Early this afternoon, I set out on foot to vote. I left my back door, turned on my iPhone stopwatch, and commenced counting my steps.
Walking along Rosewood Boulevard, I passed under jacaranda and ficus trees, Norfolk pines and Deodar cedars. The magnolias and brugmansias were in bloom. Azaleas, daisies, calla lilies and roses lined my way. I counted my steps by 10.
At Step Number 526 I spotted signs with black arrows. After 5 minutes 26.07 seconds, I had arrived at my polling place in Larchmont Village: a neighbor’s garage.
In the eighties, I lived in Greenwich Village for eight years — jostled my way through maddening crowds along nearly nature-less streets. After eight years here, I still cannot believe the sweetness of life in Larchmont.
I was about to make some new friends.
Corry Netherly caught my eye at around Step Number 500: a lady in a vibrant, orange tweed coat, with a plaid scarf tied about her neck. Ms. Netherly, 92, is Dutch. She has lived in the US for 66 years, and on Plymouth Boulevard for 43. She worked as a travel agent.
After she cast her vote, I asked about her coat.
“Let me tell you the story of this coat,” she said, her eyes twinkling.
“I was in the back seat of a friend’s car and this coat was on the floor. He had bought it at a garage sale for someone, only she didn’t care for it. Well, I did. The label is from Bullock’s Wilshire, which closed in 1992! He bought it at a garage sale for three dollars!”
Ms. Netherly and her dog, Doesika, a Yorkie — the name means ‘darling’ in Russian, and he, too, was in a stylish coat — had walked over to hand in her absentee ballot.
Paula Garran brought her son, Lucien, 4, to the polling place.
“I brought Lucien even though he stayed home sick today,” she said. “I wanted him to see what it’s like.”
Ms. Garran, who is from Argentina, and Lucien both got I Voted stickers. This was not, however, Lucien’s first time at an election. He also “voted” last November, in the presidential race.

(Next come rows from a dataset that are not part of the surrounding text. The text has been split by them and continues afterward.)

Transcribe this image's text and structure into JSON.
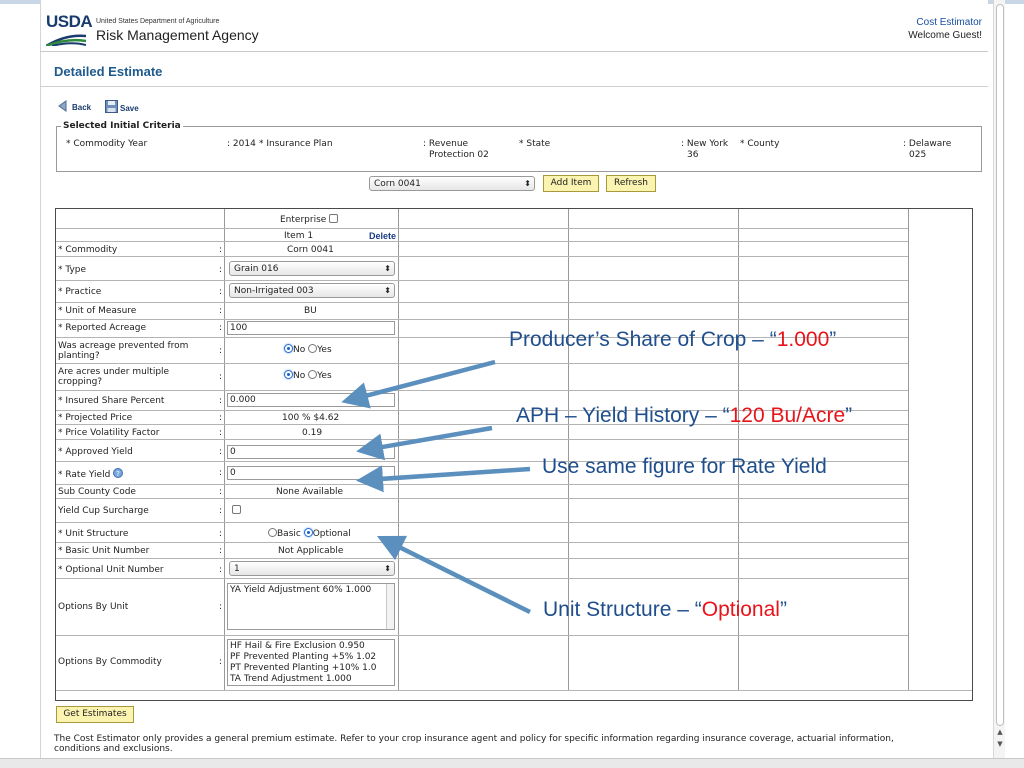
{
  "header": {
    "logo": "USDA",
    "department": "United States Department of Agriculture",
    "agency": "Risk Management Agency",
    "app_name": "Cost Estimator",
    "welcome": "Welcome Guest!"
  },
  "page": {
    "title": "Detailed Estimate"
  },
  "toolbar": {
    "back_label": "Back",
    "save_label": "Save"
  },
  "criteria": {
    "legend": "Selected Initial Criteria",
    "commodity_year_label": "* Commodity Year",
    "commodity_year_value": ": 2014",
    "insurance_plan_label": "* Insurance Plan",
    "insurance_plan_value_1": ": Revenue",
    "insurance_plan_value_2": "Protection 02",
    "state_label": "* State",
    "state_value_1": ": New York",
    "state_value_2": "36",
    "county_label": "* County",
    "county_value_1": ": Delaware",
    "county_value_2": "025"
  },
  "add_bar": {
    "commodity_select": "Corn 0041",
    "add_item_label": "Add Item",
    "refresh_label": "Refresh"
  },
  "grid": {
    "enterprise_label": "Enterprise",
    "item_label": "Item 1",
    "delete_label": "Delete",
    "rows": {
      "commodity": {
        "label": "* Commodity",
        "value": "Corn 0041"
      },
      "type": {
        "label": "* Type",
        "value": "Grain 016"
      },
      "practice": {
        "label": "* Practice",
        "value": "Non-Irrigated 003"
      },
      "unit_of_measure": {
        "label": "* Unit of Measure",
        "value": "BU"
      },
      "reported_acreage": {
        "label": "* Reported Acreage",
        "value": "100"
      },
      "prevented_planting": {
        "label_1": "Was acreage prevented from",
        "label_2": "planting?"
      },
      "multiple_cropping": {
        "label_1": "Are acres under multiple",
        "label_2": "cropping?"
      },
      "radio_no": "No",
      "radio_yes": "Yes",
      "insured_share": {
        "label": "* Insured Share Percent",
        "value": "0.000"
      },
      "projected_price": {
        "label": "* Projected Price",
        "value": "100 % $4.62"
      },
      "price_volatility": {
        "label": "* Price Volatility Factor",
        "value": "0.19"
      },
      "approved_yield": {
        "label": "* Approved Yield",
        "value": "0"
      },
      "rate_yield": {
        "label": "* Rate Yield",
        "value": "0"
      },
      "sub_county": {
        "label": "Sub County Code",
        "value": "None Available"
      },
      "yield_cup": {
        "label": "Yield Cup Surcharge"
      },
      "unit_structure": {
        "label": "* Unit Structure",
        "basic": "Basic",
        "optional": "Optional"
      },
      "basic_unit_number": {
        "label": "* Basic Unit Number",
        "value": "Not Applicable"
      },
      "optional_unit_number": {
        "label": "* Optional Unit Number",
        "value": "1"
      },
      "options_by_unit": {
        "label": "Options By Unit",
        "items": [
          "YA Yield Adjustment 60% 1.000"
        ]
      },
      "options_by_commodity": {
        "label": "Options By Commodity",
        "items": [
          "HF Hail & Fire Exclusion 0.950",
          "PF Prevented Planting +5% 1.02",
          "PT Prevented Planting +10% 1.0",
          "TA Trend Adjustment 1.000"
        ]
      }
    }
  },
  "get_estimates_label": "Get Estimates",
  "footer": {
    "line_1": "The Cost Estimator only provides a general premium estimate. Refer to your crop insurance agent and policy for specific information regarding insurance coverage, actuarial information,",
    "line_2": "conditions and exclusions."
  },
  "annotations": {
    "share": {
      "text": "Producer’s Share of Crop – “",
      "highlight": "1.000",
      "end": "”"
    },
    "aph": {
      "text": "APH – Yield History – “",
      "highlight": "120 Bu/Acre",
      "end": "”"
    },
    "rate": {
      "text": "Use same figure for Rate Yield"
    },
    "unit": {
      "text": "Unit Structure – “",
      "highlight": "Optional",
      "end": "”"
    }
  },
  "colors": {
    "annotation_text": "#1f4e8c",
    "annotation_highlight": "#e8141a",
    "arrow": "#5b8fbe",
    "title": "#1e5a8e",
    "button": "#fbf3b0"
  }
}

Three workers sit at the table and await the voters.
“I’m from Cuba,” Frank Rey de Perea says. “I’ve been in the US since 1962.” He has worked this poll before; voters know him.
“You’re not wearing your Looney Toons shirt this time,” a woman in line says to Mr. Rey de Perea.
“No, but I’m wearing my dessert shirt,” he says. Jello and CoolWhip insignia decorate his sweatshirt.
So far, turn out today is a surprise.
“We’ve had 98 so far,” says Anna Gonzales, another poll worker. “A good turn out for a Municipal Election.” Ms. Gonzales, from El Salvador, has resided in the US for 34 years. She has been a poll worker for 18.
“It’s a long day, but I like helping people,” she says.
Between them sits Ms. Francis Rey de Perea.
“They are the only father-daughter poll workers I know of,” Ms. Gonzales says. Ms. Rey de Perea seems shy. “My daughter has been doing this for six or seven years,” Mr. Rey de Perea says. She shrugs and smiles.
On the table, are the rosters of residents, lists of residents, polling paraphernalia — sharp red pencils and official City Clerk rulers. Stacks of Official Sample Ballots booklets. In English and Korean. On the wall behind the workers hang an array of gardening clippers.
Poll workers attend a training class before each election. The class lasts for about 3 hours. Poll workers are paid workers. It’s dark when they start and it’s dark when the poll closes. At eight, they take down the signs and break down the booths. The home owner/poll host brings out a lamp from the house so they can tabulate the votes and prepare their report.
But it’s still early. Voters arrive at the garage by foot, by bike, by car, on skate board, or pushing new-fangled strollers.
When Alice Attarian arrives, Mr. Rey de Perea calls out to her.
“Alice, how come you’re not working today?”
“I am going to the airport to get my fiance.”
Once Ms. Attarian had cast her ballot, we started to talk. We walk.
She is of German-Jewish descent, and doesn’t know exactly where or when she was born. She has lived and traveled all over the world, and on Beverly Boulevard for over 30 years. She almost always works the polling station.
“I always take the time. I love people.”
Ms. Attarian has grown great grandchildren and shows me pictures.
“I am a busy, busy bee! I do arts and crafts-plus. Life is beautiful, honey. But you have to know how to live it.”
Our paths part. We hug and wave good-bye. Walking home, I marvel at our internationality. On Rosewood midday, there are more dogs than cars, and more birds than people. By far. In fact, the din of birds was intense, distracting.
Maybe the birds are having a convention or election of their own? Who knows?
Devon O’Brien is an actress, playwright, screenwriter, her essays have appeared in Vogue and on The Huffington Post. She is the founder of FeatherInc.com – offering essay assistance to college applicants and consulting for writers of all feathers or type.